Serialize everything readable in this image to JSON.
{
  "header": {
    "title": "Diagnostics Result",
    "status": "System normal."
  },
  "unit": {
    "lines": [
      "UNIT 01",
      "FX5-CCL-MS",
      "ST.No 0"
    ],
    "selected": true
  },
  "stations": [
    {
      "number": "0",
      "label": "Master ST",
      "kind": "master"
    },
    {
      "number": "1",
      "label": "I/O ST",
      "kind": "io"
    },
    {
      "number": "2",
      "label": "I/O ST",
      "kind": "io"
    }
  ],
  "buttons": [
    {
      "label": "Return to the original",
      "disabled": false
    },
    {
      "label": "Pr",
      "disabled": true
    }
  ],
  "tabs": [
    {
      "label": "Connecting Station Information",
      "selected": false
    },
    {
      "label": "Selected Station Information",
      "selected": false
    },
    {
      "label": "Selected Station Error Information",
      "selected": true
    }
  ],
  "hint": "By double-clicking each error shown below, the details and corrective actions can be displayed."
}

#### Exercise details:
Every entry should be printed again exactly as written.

#### Answer for this exercise:
Serialize everything readable in this image to JSON.
{
  "header": {
    "title": "Diagnostics Result",
    "status": "System normal."
  },
  "unit": {
    "lines": [
      "UNIT 01",
      "FX5-CCL-MS",
      "ST.No 0"
    ],
    "selected": true
  },
  "stations": [
    {
      "number": "0",
      "label": "Master ST",
      "kind": "master"
    },
    {
      "number": "1",
      "label": "I/O ST",
      "kind": "io"
    },
    {
      "number": "2",
      "label": "I/O ST",
      "kind": "io"
    }
  ],
  "buttons": [
    {
      "label": "Return to the original",
      "disabled": false
    },
    {
      "label": "Pr",
      "disabled": true
    }
  ],
  "tabs": [
    {
      "label": "Connecting Station Information",
      "selected": false
    },
    {
      "label": "Selected Station Information",
      "selected": false
    },
    {
      "label": "Selected Station Error Information",
      "selected": true
    }
  ],
  "hint": "By double-clicking each error shown below, the details and corrective actions can be displayed."
}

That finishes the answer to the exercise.